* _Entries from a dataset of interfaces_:
━━━━
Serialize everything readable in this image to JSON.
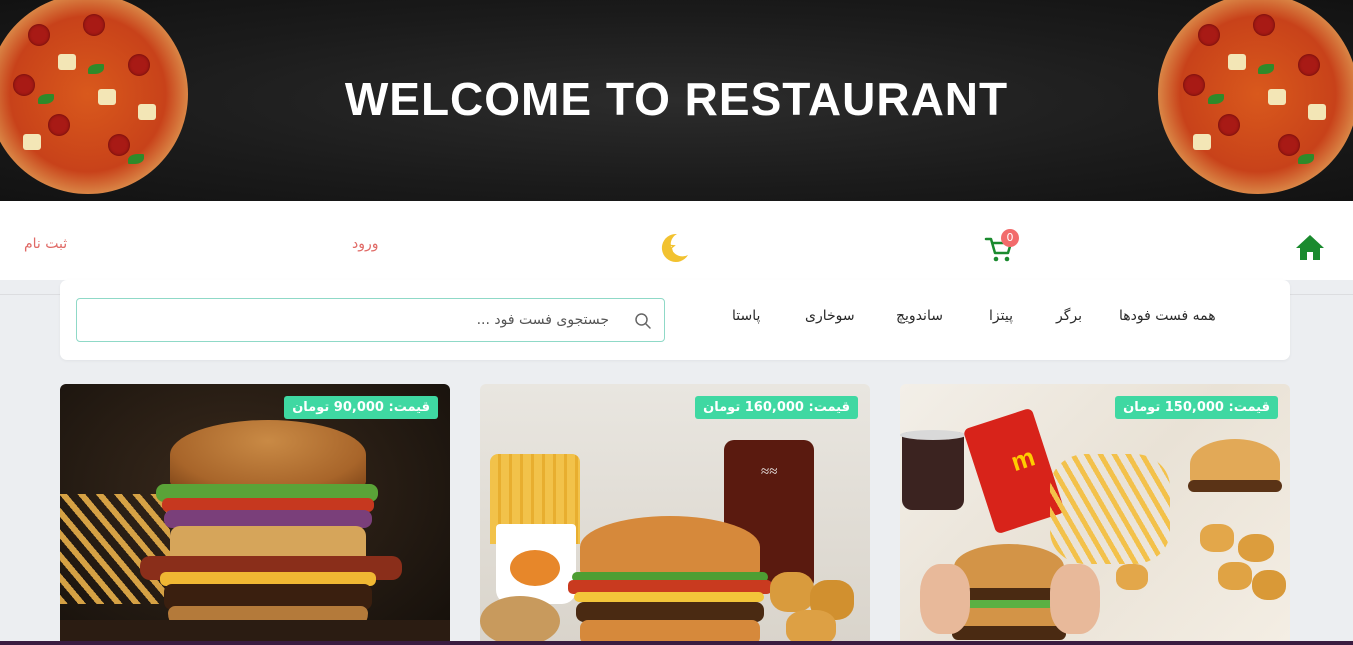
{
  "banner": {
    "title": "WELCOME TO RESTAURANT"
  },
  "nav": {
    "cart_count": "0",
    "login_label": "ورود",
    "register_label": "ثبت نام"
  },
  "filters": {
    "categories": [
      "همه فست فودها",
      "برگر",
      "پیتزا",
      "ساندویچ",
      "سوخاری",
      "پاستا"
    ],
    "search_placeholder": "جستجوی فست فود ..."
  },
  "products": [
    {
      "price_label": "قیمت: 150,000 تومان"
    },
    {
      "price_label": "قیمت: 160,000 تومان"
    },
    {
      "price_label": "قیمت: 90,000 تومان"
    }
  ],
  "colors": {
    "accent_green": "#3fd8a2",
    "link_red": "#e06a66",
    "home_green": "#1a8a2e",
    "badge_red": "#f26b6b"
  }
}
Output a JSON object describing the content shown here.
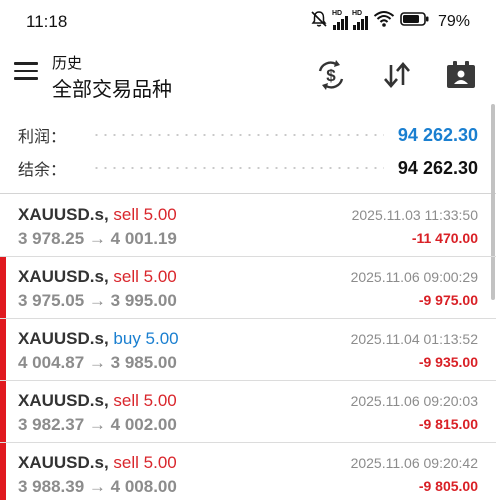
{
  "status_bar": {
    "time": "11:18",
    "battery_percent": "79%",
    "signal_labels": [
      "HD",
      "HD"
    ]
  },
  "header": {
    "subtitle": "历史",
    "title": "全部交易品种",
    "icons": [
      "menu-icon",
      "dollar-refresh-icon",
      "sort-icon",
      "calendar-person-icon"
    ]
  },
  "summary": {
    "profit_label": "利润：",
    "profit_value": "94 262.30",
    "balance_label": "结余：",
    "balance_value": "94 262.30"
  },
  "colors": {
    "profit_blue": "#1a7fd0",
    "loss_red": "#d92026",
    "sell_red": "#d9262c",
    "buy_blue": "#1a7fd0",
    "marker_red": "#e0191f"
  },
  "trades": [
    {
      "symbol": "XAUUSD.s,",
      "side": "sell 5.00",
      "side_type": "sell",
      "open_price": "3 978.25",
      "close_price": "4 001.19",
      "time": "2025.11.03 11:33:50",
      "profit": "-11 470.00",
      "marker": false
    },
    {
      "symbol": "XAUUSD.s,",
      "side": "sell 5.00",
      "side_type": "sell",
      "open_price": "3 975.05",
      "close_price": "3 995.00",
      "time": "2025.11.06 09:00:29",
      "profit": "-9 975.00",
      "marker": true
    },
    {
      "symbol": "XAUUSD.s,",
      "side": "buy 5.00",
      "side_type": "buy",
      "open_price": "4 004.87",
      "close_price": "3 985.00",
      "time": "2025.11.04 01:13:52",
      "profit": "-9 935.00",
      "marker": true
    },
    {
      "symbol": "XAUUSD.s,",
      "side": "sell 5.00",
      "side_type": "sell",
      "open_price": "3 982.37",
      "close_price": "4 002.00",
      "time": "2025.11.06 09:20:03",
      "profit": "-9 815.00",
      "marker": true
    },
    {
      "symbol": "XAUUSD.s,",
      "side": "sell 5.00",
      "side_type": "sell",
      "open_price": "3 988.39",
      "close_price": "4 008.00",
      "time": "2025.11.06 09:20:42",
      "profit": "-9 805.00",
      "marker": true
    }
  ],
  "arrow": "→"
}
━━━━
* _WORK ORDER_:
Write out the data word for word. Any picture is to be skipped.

* _RESULT_:
Serialize everything readable in this image to JSON.
{
  "banner": {
    "title": "WELCOME TO RESTAURANT"
  },
  "nav": {
    "cart_count": "0",
    "login_label": "ورود",
    "register_label": "ثبت نام"
  },
  "filters": {
    "categories": [
      "همه فست فودها",
      "برگر",
      "پیتزا",
      "ساندویچ",
      "سوخاری",
      "پاستا"
    ],
    "search_placeholder": "جستجوی فست فود ..."
  },
  "products": [
    {
      "price_label": "قیمت: 150,000 تومان"
    },
    {
      "price_label": "قیمت: 160,000 تومان"
    },
    {
      "price_label": "قیمت: 90,000 تومان"
    }
  ],
  "colors": {
    "accent_green": "#3fd8a2",
    "link_red": "#e06a66",
    "home_green": "#1a8a2e",
    "badge_red": "#f26b6b"
  }
}
Output a JSON object describing the content shown here.
{
  "status_bar": {
    "time": "11:18",
    "battery_percent": "79%",
    "signal_labels": [
      "HD",
      "HD"
    ]
  },
  "header": {
    "subtitle": "历史",
    "title": "全部交易品种",
    "icons": [
      "menu-icon",
      "dollar-refresh-icon",
      "sort-icon",
      "calendar-person-icon"
    ]
  },
  "summary": {
    "profit_label": "利润：",
    "profit_value": "94 262.30",
    "balance_label": "结余：",
    "balance_value": "94 262.30"
  },
  "colors": {
    "profit_blue": "#1a7fd0",
    "loss_red": "#d92026",
    "sell_red": "#d9262c",
    "buy_blue": "#1a7fd0",
    "marker_red": "#e0191f"
  },
  "trades": [
    {
      "symbol": "XAUUSD.s,",
      "side": "sell 5.00",
      "side_type": "sell",
      "open_price": "3 978.25",
      "close_price": "4 001.19",
      "time": "2025.11.03 11:33:50",
      "profit": "-11 470.00",
      "marker": false
    },
    {
      "symbol": "XAUUSD.s,",
      "side": "sell 5.00",
      "side_type": "sell",
      "open_price": "3 975.05",
      "close_price": "3 995.00",
      "time": "2025.11.06 09:00:29",
      "profit": "-9 975.00",
      "marker": true
    },
    {
      "symbol": "XAUUSD.s,",
      "side": "buy 5.00",
      "side_type": "buy",
      "open_price": "4 004.87",
      "close_price": "3 985.00",
      "time": "2025.11.04 01:13:52",
      "profit": "-9 935.00",
      "marker": true
    },
    {
      "symbol": "XAUUSD.s,",
      "side": "sell 5.00",
      "side_type": "sell",
      "open_price": "3 982.37",
      "close_price": "4 002.00",
      "time": "2025.11.06 09:20:03",
      "profit": "-9 815.00",
      "marker": true
    },
    {
      "symbol": "XAUUSD.s,",
      "side": "sell 5.00",
      "side_type": "sell",
      "open_price": "3 988.39",
      "close_price": "4 008.00",
      "time": "2025.11.06 09:20:42",
      "profit": "-9 805.00",
      "marker": true
    }
  ],
  "arrow": "→"
}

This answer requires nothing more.